A real cheetah can run as fast as 70-75 mph in short bursts, so DARPA's Cheetah robot still has a ways to go in that regard. But as far as robotics go, DARPA's mechanical Cheetah is the fastest legged robot in the history of mankind, hitting a top speed of 28.3 mph on camera (see embedded video below).
To put that into perspective, Cheetah is capable of exceeding the speed limit in residential areas. It's also faster than Usain Bolt, who set the world speed record for a human in 2009 when he hit a peak speed of 27.78 mph during a 20-meter split.
So, what's the point?

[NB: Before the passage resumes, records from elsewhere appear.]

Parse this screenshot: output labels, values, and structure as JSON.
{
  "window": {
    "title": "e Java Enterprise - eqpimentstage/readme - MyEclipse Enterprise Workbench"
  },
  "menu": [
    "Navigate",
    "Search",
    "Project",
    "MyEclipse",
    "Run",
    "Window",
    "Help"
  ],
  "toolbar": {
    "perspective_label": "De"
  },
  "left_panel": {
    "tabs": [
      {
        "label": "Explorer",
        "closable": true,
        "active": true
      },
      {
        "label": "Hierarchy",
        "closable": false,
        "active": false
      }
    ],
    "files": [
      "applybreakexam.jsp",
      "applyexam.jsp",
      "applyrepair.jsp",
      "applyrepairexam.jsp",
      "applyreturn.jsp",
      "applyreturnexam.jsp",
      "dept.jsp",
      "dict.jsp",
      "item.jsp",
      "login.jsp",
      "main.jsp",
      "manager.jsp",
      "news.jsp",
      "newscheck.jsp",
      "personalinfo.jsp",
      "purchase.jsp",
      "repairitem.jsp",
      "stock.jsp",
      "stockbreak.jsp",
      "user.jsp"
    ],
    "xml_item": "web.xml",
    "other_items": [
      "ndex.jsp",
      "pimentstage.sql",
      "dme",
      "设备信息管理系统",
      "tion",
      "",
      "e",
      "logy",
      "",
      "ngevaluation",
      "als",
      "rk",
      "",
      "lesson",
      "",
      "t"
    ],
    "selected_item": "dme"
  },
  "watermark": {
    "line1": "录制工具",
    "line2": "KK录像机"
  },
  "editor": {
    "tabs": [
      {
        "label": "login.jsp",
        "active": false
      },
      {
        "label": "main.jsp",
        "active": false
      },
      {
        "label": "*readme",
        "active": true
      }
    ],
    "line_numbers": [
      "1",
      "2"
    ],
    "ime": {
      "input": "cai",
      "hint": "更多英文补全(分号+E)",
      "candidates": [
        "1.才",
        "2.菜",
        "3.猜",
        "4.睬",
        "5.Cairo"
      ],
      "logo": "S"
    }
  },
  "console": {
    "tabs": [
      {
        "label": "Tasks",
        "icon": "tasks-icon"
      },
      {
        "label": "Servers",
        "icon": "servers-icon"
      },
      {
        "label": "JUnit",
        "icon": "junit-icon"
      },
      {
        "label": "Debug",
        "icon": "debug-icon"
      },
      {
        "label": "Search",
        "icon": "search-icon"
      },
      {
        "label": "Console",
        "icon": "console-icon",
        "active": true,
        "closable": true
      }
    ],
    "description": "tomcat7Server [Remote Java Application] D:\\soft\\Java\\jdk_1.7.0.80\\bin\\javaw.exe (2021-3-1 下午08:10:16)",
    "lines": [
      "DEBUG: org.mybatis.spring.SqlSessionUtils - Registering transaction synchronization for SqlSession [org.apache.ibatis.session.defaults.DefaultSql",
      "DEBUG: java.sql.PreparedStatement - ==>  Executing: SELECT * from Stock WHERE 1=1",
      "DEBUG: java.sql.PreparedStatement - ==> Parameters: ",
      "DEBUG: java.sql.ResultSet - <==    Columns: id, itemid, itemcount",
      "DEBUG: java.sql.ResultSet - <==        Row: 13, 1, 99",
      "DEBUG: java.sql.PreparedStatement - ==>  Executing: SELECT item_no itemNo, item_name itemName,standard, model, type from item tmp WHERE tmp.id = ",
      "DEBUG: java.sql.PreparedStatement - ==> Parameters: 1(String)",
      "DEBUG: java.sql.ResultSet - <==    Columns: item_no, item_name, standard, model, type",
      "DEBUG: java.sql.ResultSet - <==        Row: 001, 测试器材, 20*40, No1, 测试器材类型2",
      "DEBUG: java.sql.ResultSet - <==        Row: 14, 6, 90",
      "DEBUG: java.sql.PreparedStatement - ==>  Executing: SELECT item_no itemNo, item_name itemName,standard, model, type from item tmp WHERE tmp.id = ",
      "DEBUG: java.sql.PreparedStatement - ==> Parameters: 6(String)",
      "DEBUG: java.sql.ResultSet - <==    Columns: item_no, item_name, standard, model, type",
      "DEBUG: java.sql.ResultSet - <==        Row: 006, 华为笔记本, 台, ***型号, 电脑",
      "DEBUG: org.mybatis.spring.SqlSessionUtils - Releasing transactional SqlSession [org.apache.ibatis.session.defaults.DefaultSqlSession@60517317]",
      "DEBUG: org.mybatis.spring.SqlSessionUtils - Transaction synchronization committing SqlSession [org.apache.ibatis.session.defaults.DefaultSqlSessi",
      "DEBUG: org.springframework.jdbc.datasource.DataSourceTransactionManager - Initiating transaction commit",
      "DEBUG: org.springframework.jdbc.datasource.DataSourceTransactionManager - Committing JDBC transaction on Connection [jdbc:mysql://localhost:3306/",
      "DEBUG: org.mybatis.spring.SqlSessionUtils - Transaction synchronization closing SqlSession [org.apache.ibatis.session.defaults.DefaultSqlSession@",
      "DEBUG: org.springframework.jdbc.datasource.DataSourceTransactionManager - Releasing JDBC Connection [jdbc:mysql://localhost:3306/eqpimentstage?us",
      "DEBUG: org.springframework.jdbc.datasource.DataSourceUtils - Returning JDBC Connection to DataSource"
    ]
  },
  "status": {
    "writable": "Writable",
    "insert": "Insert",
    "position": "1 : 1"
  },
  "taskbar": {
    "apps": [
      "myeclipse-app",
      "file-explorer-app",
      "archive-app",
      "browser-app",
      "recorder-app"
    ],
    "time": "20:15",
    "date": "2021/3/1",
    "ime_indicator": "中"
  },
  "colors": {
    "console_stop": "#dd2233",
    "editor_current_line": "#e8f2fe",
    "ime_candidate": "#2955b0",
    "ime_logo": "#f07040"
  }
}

"Modeling the robot after a cheetah is evocative and inspiring, but our goal is not to copy nature. What DARPA is doing with its robotics programs is attempting to understand and engineer into robots certain core capabilities that living organisms have refined over millennia of evolution: efficient locomotion, manipulation of objects and adaptability to environments," said Gill Pratt, DARPA program manager. "Cheetahs happen to be beautiful examples of how natural engineering has created speed and agility across rough terrain. Our Cheetah bot borrows ideas from nature’s design to inform stride patterns, flexing and unflexing of parts like the back, placement of limbs and stability. What we gain through Cheetah and related research efforts are technological building blocks that create possibilities for a whole range of robots suited to future Department of Defense missions."
Cheetah is a project of DARPA's Maximum Mobility and Manipulation (M3) program, which tasks itself with refining robotic movement and capabilities in less than ideal terrain. It's only see action on a treadmill so far, but DARPA says it plans to send a prototype into the wild next year.